-- The data follows --
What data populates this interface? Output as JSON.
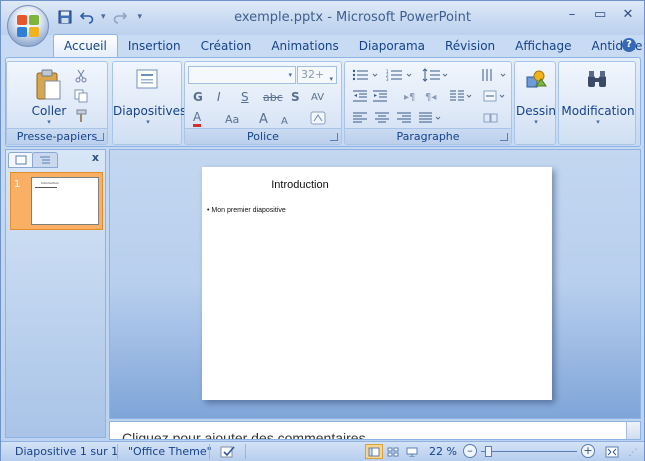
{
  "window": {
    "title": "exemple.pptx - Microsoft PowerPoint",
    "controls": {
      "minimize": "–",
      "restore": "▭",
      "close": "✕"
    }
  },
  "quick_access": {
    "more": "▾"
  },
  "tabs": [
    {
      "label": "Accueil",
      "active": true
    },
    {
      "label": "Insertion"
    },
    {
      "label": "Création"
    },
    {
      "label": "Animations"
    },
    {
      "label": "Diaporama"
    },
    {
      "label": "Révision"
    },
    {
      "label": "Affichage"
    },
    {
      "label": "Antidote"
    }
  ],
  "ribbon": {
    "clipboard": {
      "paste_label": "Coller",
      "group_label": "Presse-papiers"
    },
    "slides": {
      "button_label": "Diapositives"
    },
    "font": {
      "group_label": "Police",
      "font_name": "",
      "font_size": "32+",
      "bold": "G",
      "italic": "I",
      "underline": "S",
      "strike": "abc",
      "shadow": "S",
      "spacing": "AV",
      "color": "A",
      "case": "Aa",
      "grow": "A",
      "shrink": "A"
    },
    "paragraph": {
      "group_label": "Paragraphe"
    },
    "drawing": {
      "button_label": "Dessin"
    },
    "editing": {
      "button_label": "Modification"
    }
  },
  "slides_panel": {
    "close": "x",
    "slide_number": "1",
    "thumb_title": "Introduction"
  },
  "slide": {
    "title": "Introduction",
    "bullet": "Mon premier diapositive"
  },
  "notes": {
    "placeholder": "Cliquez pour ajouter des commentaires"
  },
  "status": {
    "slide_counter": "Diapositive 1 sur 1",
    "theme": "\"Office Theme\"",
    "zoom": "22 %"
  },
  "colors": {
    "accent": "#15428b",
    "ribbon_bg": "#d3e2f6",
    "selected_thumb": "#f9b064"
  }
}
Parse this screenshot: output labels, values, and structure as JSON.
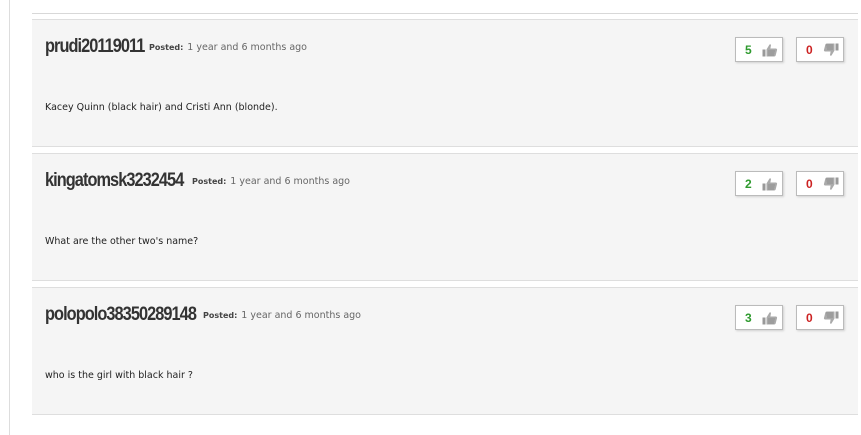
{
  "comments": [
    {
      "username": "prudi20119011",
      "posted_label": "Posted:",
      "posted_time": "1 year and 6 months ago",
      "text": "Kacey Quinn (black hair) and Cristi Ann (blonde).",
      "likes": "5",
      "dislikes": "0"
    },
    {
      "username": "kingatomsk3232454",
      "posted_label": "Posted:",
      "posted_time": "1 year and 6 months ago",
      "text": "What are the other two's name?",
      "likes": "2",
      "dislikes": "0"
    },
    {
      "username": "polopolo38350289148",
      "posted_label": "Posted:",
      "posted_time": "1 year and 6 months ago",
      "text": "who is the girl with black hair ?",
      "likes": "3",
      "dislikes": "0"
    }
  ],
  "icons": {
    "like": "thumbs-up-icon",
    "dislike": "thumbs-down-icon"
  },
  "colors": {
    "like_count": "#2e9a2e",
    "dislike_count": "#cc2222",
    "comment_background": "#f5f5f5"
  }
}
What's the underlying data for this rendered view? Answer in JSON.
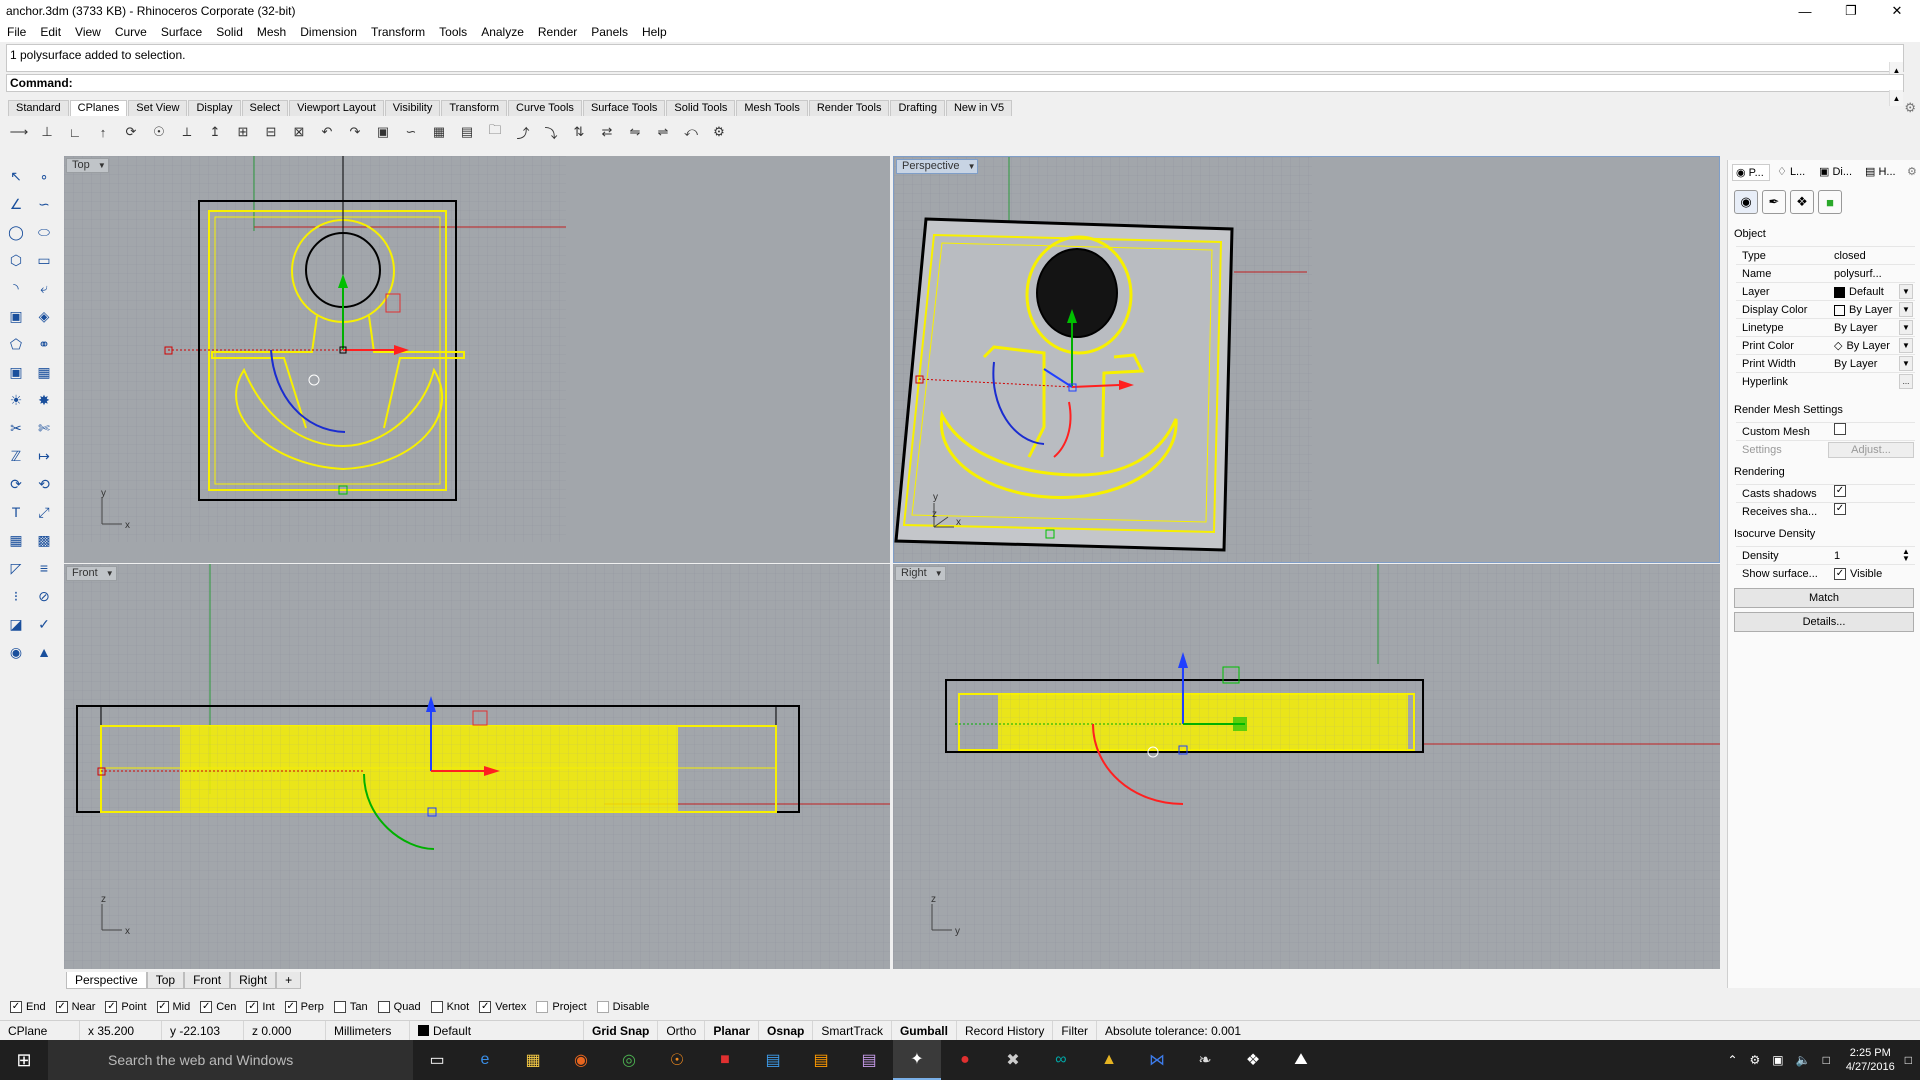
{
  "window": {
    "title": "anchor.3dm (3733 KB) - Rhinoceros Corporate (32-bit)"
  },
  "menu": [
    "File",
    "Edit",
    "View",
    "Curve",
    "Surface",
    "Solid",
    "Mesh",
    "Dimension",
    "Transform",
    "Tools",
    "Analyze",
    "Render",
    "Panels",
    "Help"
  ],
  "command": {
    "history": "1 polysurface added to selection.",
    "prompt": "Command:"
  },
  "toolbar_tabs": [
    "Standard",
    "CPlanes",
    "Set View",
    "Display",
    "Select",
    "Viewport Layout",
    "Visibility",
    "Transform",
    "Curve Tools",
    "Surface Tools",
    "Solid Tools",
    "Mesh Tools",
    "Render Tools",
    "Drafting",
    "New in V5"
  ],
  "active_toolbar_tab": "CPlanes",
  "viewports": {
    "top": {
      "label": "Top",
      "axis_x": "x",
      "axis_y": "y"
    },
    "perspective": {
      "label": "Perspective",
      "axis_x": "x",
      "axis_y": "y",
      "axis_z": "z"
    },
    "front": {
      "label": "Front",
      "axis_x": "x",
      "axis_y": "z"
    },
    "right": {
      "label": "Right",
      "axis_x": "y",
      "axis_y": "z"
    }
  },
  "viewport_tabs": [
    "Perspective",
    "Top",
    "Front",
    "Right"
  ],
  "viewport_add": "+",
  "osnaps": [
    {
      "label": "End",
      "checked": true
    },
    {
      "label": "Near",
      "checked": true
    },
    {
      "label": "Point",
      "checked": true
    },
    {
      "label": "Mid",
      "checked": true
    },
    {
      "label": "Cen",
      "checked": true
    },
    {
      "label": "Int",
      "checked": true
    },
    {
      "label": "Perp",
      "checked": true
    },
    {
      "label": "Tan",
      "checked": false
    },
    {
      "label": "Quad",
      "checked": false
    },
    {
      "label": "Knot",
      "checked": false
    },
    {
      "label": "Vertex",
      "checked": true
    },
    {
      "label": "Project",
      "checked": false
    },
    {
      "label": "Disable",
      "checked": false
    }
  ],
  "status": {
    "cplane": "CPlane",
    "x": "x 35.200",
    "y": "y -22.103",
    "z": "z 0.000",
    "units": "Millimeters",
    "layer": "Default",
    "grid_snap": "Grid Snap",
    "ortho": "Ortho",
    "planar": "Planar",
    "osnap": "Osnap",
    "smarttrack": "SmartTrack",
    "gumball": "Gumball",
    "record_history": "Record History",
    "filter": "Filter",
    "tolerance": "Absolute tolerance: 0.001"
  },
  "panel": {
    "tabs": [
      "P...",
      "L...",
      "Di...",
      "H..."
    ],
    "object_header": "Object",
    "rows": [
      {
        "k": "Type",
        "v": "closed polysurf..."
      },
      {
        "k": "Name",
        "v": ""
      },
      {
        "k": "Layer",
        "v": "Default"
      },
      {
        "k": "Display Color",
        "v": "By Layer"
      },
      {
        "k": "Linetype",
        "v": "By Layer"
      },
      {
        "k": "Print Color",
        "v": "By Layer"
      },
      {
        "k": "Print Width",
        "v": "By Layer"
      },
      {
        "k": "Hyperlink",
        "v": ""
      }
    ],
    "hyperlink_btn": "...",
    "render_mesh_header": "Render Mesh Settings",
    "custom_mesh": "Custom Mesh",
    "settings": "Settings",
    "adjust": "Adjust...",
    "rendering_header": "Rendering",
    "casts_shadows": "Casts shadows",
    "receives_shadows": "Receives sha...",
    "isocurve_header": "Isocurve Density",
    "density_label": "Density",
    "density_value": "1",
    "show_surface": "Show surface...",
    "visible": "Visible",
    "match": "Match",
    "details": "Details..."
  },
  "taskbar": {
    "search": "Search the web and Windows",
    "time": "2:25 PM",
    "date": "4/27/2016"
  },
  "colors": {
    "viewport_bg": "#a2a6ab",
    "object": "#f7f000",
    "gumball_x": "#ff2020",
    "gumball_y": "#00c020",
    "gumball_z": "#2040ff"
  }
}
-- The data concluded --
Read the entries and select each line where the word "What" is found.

What data populates this interface? Output as JSON.
      "text": "What are the other two's name?",
What's the underlying data for this rendered view? Answer in JSON.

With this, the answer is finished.